Malema hearing: Far from the madding crowd
The disciplinary hearings of ANC Youth League president Julius Malema, four other office bearers and spokesperson Floyd Shivambu was under way in Kibler Park, south of Johannesburg, on Tuesday, ANC spokesperson Keith Khoza said.
It was hoped that final argument would be wrapped up for Malema, secretary-general Sindiso Magaqa, deputy-president Ronald Lamola, treasurer-general Pule Mabe, and deputy secretary-general Kenetswe Mosenogi—who have to defend themselves against an accusation that they “barged” into a meeting of the ANC leadership.
Shivambu and Magaqa would have separate hearings on separate matters, if time permitted. Malema would then have a separate hearing on Thursday, Friday and Saturday, Khoza said.
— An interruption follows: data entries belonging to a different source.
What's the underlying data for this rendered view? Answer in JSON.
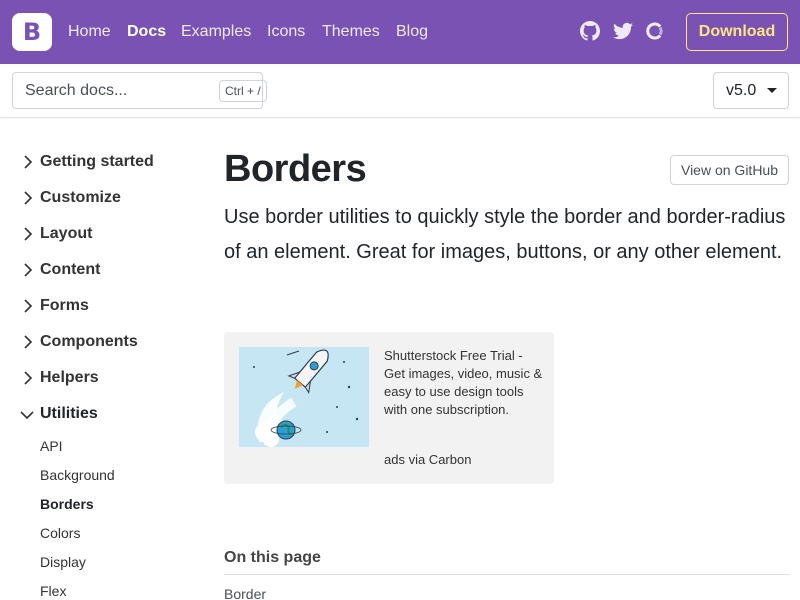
{
  "navbar": {
    "brand_letter": "B",
    "links": [
      "Home",
      "Docs",
      "Examples",
      "Icons",
      "Themes",
      "Blog"
    ],
    "active": "Docs",
    "icons": [
      "github-icon",
      "twitter-icon",
      "opencollective-icon"
    ],
    "download_label": "Download",
    "colors": {
      "background": "#7952b3",
      "download": "#ffe484"
    }
  },
  "subnav": {
    "search_placeholder": "Search docs...",
    "search_shortcut": "Ctrl + /",
    "version": "v5.0"
  },
  "sidebar": {
    "groups": [
      {
        "label": "Getting started",
        "expanded": false
      },
      {
        "label": "Customize",
        "expanded": false
      },
      {
        "label": "Layout",
        "expanded": false
      },
      {
        "label": "Content",
        "expanded": false
      },
      {
        "label": "Forms",
        "expanded": false
      },
      {
        "label": "Components",
        "expanded": false
      },
      {
        "label": "Helpers",
        "expanded": false
      },
      {
        "label": "Utilities",
        "expanded": true
      }
    ],
    "utilities_items": [
      "API",
      "Background",
      "Borders",
      "Colors",
      "Display",
      "Flex"
    ],
    "active_item": "Borders"
  },
  "main": {
    "title": "Borders",
    "github_button": "View on GitHub",
    "lead": "Use border utilities to quickly style the border and border-radius of an element. Great for images, buttons, or any other element.",
    "ad": {
      "text": "Shutterstock Free Trial - Get images, video, music & easy to use design tools with one subscription.",
      "powered_by": "ads via Carbon"
    },
    "toc": {
      "title": "On this page",
      "items": [
        "Border"
      ]
    }
  }
}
The youth league leaders face charges in terms of rule 25.5 (q) and rule 25.5(o) of the constitution of the ANC which deals with the ruling party’s expectation of discipline by members.
Khoza said the hearings had proceeded with no disruptions outside the Klipriviersberg Recreation Centre.
“It looks like it’s going well,” he said.
A South African Press Association photographer said mounted and metro police officers were on the scene and a small group of journalists had been allowed to wait in a nearby park.
On the opening day of the hearings at ANC headquarters in Sauer Street, Johannesburg, last week, Malema supporters threw stones, bricks and bottles in the streets of the CBD.
Rule 25.5 of the ANC constitution states: “Deliberately disrupting meetings and interfering with the orderly functioning of the organisation; and 25.5(o) is: “Prejudicing the integrity or repute of the organisation, its personnel or its operational capacity ...
by: impeding the activities of the organisation; creating division within its ranks or membership; doing any other act, which undermines its effectiveness as an organisation; or acting on behalf of or in collaboration with: counter-revolutionary forces; a political organisation or party other than an organisation or party in alliance with the ANC in a manner contrary to the aims, policies and objectives of the ANC; intelligence or the security services of other countries; or any person or group who seriously interferes with the work of the organisation or prevents it from fulfilling its mission and objectives.”
Hate speech ruling
On Monday, Malema was not present when the South Gauteng High Court in Johannesburg declared the words “dubul’ ibhunu” (shoot the boer) and “dubula amabhuna baya rapyha” (shoot the boers, they rape), which he sang at rallies, as hate speech after a complaint by minority rights lobby group AfriForum Youth.
The ANC said it would appeal the decision by Judge Colin Lamont to effectively ban the singing of the song.
The judge also ruled that all members of society should “refrain from singing and using the words”.
People who sing the song would be in contempt of court.
But the ANC, legal experts and proponents of freedom of speech have slammed the ruling that singing of song constitutes hate speech and say the appeal would go all the way to the Constitutional Court.
Unfazed, the chief executive of AfriForum, Kallie Kriel, told the Mail & Guardian: “We will oppose any appeal”.
“We have been successful against Malema—with costs—twice now, and think we will be successful a third time.”
Lamont ruled that singing of the song was “discriminatory and harmful” to the Afrikaner community and said on Monday “there was no justification for singing the words”.
Constitutional law expert Pierre de Vos told the M&G that while “Lamont made a reasonable ruling under the Equality Act”, the Equality Act itself was not constitutional when referring to hate speech.
“I have said for ages that the Act is unconstitutional,” said De Vos. “The Equality Act’s definition of hate speech is far broader than that in the Constitution.”
The Act’s definition of hate speech “includes saying something that could be construed by a reasonable person as hurtful against a particular group”, he added.
“If a religious group were to say that ‘homosexuals are going to hell’, then according to the Equality Act, the group would be committing hate speech because the comment would be construed by a reasonable person as hurtful to homosexual people”.
The Equality Act defines hate speech in this manner: “No person may publish, propagate, advocate or communicate words based on one or more of the prohibited grounds, against any person, that could reasonably be construed to demonstrate a clear intention to (a) be hurtful; (b) be harmful or to incite harm; or (c) promote or propagate hatred.”
Lamont ruled that the song was hateful, harmful and propagated harm against both Afrikaans people and farmers.
There is a “strong argument to be made that the Equality Act, when referring to hate speech, is unconstitutional”, agreed Rhodes Journalism Professor Jane Duncan, previously of the Freedom of Expression Institute.
Duncan said that hate speech, according to the Constitution, “had to advocate hatred based on race, ethnicity, gender and religion” and had to “incite listeners to cause harm”.
She added there was still a big debate in legal circles about what constitutes harm.
“Those who value freedom of speech want a narrow definition of harm as possible” she said. - Sapa and staff reporter